The Sustainable Development Goals (SDGs) are a plan of action for people, planet and prosperity. Seventeen goals provide a common framework and language for governments, business and civil society to work towards a balanced world socially, environmentally and economically. Who would have thought that this year would be a timely reminder of these global goals on poverty eradication, good health, clean water and sanitation, among others.
In January, business, political, academia and other global leaders came together at the World Economic Forum (WEF) event. Every year, the WEF publishes the Global Risks Report that highlights key risks the world will likely face.
There are five categories for these risks: economic, environmental, geopolitical, technological, and societal. This year’s report the global long-term risks in terms of impact for the next 10 years are biodiversity loss, climate failure, water crisis, human-made environmental disasters, extreme weather, weapons of mass destruction, natural disasters, food crises, infectious diseases, and cyber attacks.

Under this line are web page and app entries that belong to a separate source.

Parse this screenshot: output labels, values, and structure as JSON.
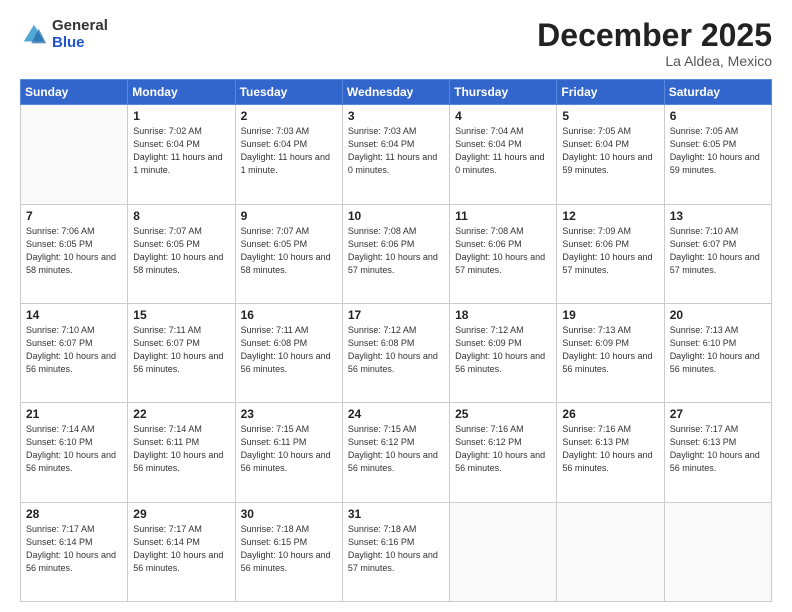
{
  "logo": {
    "general": "General",
    "blue": "Blue"
  },
  "header": {
    "month": "December 2025",
    "location": "La Aldea, Mexico"
  },
  "weekdays": [
    "Sunday",
    "Monday",
    "Tuesday",
    "Wednesday",
    "Thursday",
    "Friday",
    "Saturday"
  ],
  "weeks": [
    [
      {
        "day": "",
        "sunrise": "",
        "sunset": "",
        "daylight": ""
      },
      {
        "day": "1",
        "sunrise": "Sunrise: 7:02 AM",
        "sunset": "Sunset: 6:04 PM",
        "daylight": "Daylight: 11 hours and 1 minute."
      },
      {
        "day": "2",
        "sunrise": "Sunrise: 7:03 AM",
        "sunset": "Sunset: 6:04 PM",
        "daylight": "Daylight: 11 hours and 1 minute."
      },
      {
        "day": "3",
        "sunrise": "Sunrise: 7:03 AM",
        "sunset": "Sunset: 6:04 PM",
        "daylight": "Daylight: 11 hours and 0 minutes."
      },
      {
        "day": "4",
        "sunrise": "Sunrise: 7:04 AM",
        "sunset": "Sunset: 6:04 PM",
        "daylight": "Daylight: 11 hours and 0 minutes."
      },
      {
        "day": "5",
        "sunrise": "Sunrise: 7:05 AM",
        "sunset": "Sunset: 6:04 PM",
        "daylight": "Daylight: 10 hours and 59 minutes."
      },
      {
        "day": "6",
        "sunrise": "Sunrise: 7:05 AM",
        "sunset": "Sunset: 6:05 PM",
        "daylight": "Daylight: 10 hours and 59 minutes."
      }
    ],
    [
      {
        "day": "7",
        "sunrise": "Sunrise: 7:06 AM",
        "sunset": "Sunset: 6:05 PM",
        "daylight": "Daylight: 10 hours and 58 minutes."
      },
      {
        "day": "8",
        "sunrise": "Sunrise: 7:07 AM",
        "sunset": "Sunset: 6:05 PM",
        "daylight": "Daylight: 10 hours and 58 minutes."
      },
      {
        "day": "9",
        "sunrise": "Sunrise: 7:07 AM",
        "sunset": "Sunset: 6:05 PM",
        "daylight": "Daylight: 10 hours and 58 minutes."
      },
      {
        "day": "10",
        "sunrise": "Sunrise: 7:08 AM",
        "sunset": "Sunset: 6:06 PM",
        "daylight": "Daylight: 10 hours and 57 minutes."
      },
      {
        "day": "11",
        "sunrise": "Sunrise: 7:08 AM",
        "sunset": "Sunset: 6:06 PM",
        "daylight": "Daylight: 10 hours and 57 minutes."
      },
      {
        "day": "12",
        "sunrise": "Sunrise: 7:09 AM",
        "sunset": "Sunset: 6:06 PM",
        "daylight": "Daylight: 10 hours and 57 minutes."
      },
      {
        "day": "13",
        "sunrise": "Sunrise: 7:10 AM",
        "sunset": "Sunset: 6:07 PM",
        "daylight": "Daylight: 10 hours and 57 minutes."
      }
    ],
    [
      {
        "day": "14",
        "sunrise": "Sunrise: 7:10 AM",
        "sunset": "Sunset: 6:07 PM",
        "daylight": "Daylight: 10 hours and 56 minutes."
      },
      {
        "day": "15",
        "sunrise": "Sunrise: 7:11 AM",
        "sunset": "Sunset: 6:07 PM",
        "daylight": "Daylight: 10 hours and 56 minutes."
      },
      {
        "day": "16",
        "sunrise": "Sunrise: 7:11 AM",
        "sunset": "Sunset: 6:08 PM",
        "daylight": "Daylight: 10 hours and 56 minutes."
      },
      {
        "day": "17",
        "sunrise": "Sunrise: 7:12 AM",
        "sunset": "Sunset: 6:08 PM",
        "daylight": "Daylight: 10 hours and 56 minutes."
      },
      {
        "day": "18",
        "sunrise": "Sunrise: 7:12 AM",
        "sunset": "Sunset: 6:09 PM",
        "daylight": "Daylight: 10 hours and 56 minutes."
      },
      {
        "day": "19",
        "sunrise": "Sunrise: 7:13 AM",
        "sunset": "Sunset: 6:09 PM",
        "daylight": "Daylight: 10 hours and 56 minutes."
      },
      {
        "day": "20",
        "sunrise": "Sunrise: 7:13 AM",
        "sunset": "Sunset: 6:10 PM",
        "daylight": "Daylight: 10 hours and 56 minutes."
      }
    ],
    [
      {
        "day": "21",
        "sunrise": "Sunrise: 7:14 AM",
        "sunset": "Sunset: 6:10 PM",
        "daylight": "Daylight: 10 hours and 56 minutes."
      },
      {
        "day": "22",
        "sunrise": "Sunrise: 7:14 AM",
        "sunset": "Sunset: 6:11 PM",
        "daylight": "Daylight: 10 hours and 56 minutes."
      },
      {
        "day": "23",
        "sunrise": "Sunrise: 7:15 AM",
        "sunset": "Sunset: 6:11 PM",
        "daylight": "Daylight: 10 hours and 56 minutes."
      },
      {
        "day": "24",
        "sunrise": "Sunrise: 7:15 AM",
        "sunset": "Sunset: 6:12 PM",
        "daylight": "Daylight: 10 hours and 56 minutes."
      },
      {
        "day": "25",
        "sunrise": "Sunrise: 7:16 AM",
        "sunset": "Sunset: 6:12 PM",
        "daylight": "Daylight: 10 hours and 56 minutes."
      },
      {
        "day": "26",
        "sunrise": "Sunrise: 7:16 AM",
        "sunset": "Sunset: 6:13 PM",
        "daylight": "Daylight: 10 hours and 56 minutes."
      },
      {
        "day": "27",
        "sunrise": "Sunrise: 7:17 AM",
        "sunset": "Sunset: 6:13 PM",
        "daylight": "Daylight: 10 hours and 56 minutes."
      }
    ],
    [
      {
        "day": "28",
        "sunrise": "Sunrise: 7:17 AM",
        "sunset": "Sunset: 6:14 PM",
        "daylight": "Daylight: 10 hours and 56 minutes."
      },
      {
        "day": "29",
        "sunrise": "Sunrise: 7:17 AM",
        "sunset": "Sunset: 6:14 PM",
        "daylight": "Daylight: 10 hours and 56 minutes."
      },
      {
        "day": "30",
        "sunrise": "Sunrise: 7:18 AM",
        "sunset": "Sunset: 6:15 PM",
        "daylight": "Daylight: 10 hours and 56 minutes."
      },
      {
        "day": "31",
        "sunrise": "Sunrise: 7:18 AM",
        "sunset": "Sunset: 6:16 PM",
        "daylight": "Daylight: 10 hours and 57 minutes."
      },
      {
        "day": "",
        "sunrise": "",
        "sunset": "",
        "daylight": ""
      },
      {
        "day": "",
        "sunrise": "",
        "sunset": "",
        "daylight": ""
      },
      {
        "day": "",
        "sunrise": "",
        "sunset": "",
        "daylight": ""
      }
    ]
  ]
}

Despite infectious diseases being a top risk, countries and companies did little to plan for it.
Business continuity planning has been around for decades, with organisations focusing on economic risks like credit and liquidity, among others as well as operational risks like systems and processes.
This year, the Covid-19 pandemic demonstrated that societal risks can and will rapidly impact our businesses, economies, and lives significantly.
Lessons and insights
These crises have forced businesses to adjust with speed. At Standard Chartered, for instance, we centred on three key realities — people and relationships, digital transformation, improved agility, and strengthening our business continuity plan.
People and relationships are key because safeguarding and protecting staff wellbeing is and must always remain the top priority for organisations going forward.
Digital life and economy was still somewhat a strategic conversation. But in prioritising people’s wellbeing, businesses have had to go digital. As things stand, the future remains digital.
The ability to quickly test new ideas and strategies is vital in this new volatile, uncertain, complex, ambiguous world, just as we can no longer deny the imperative for business to view their models through a health, social and environmental lenses.
Health, social and environmental risks must now be part of business risks, opportunities, and shape continuity plans, as they are now clearly business issues.
As a country, we are yet to realise the long-term impacts of Covid-19. But it is clearer now more than ever that the future of business relies on a healthy society and environment.
Companies need to tie business success to social and environmental wellbeing. It is now quite clear that the SDGs are no longer good-to-have but a must-have! It is the only way businesses will survive and more importantly, thrive.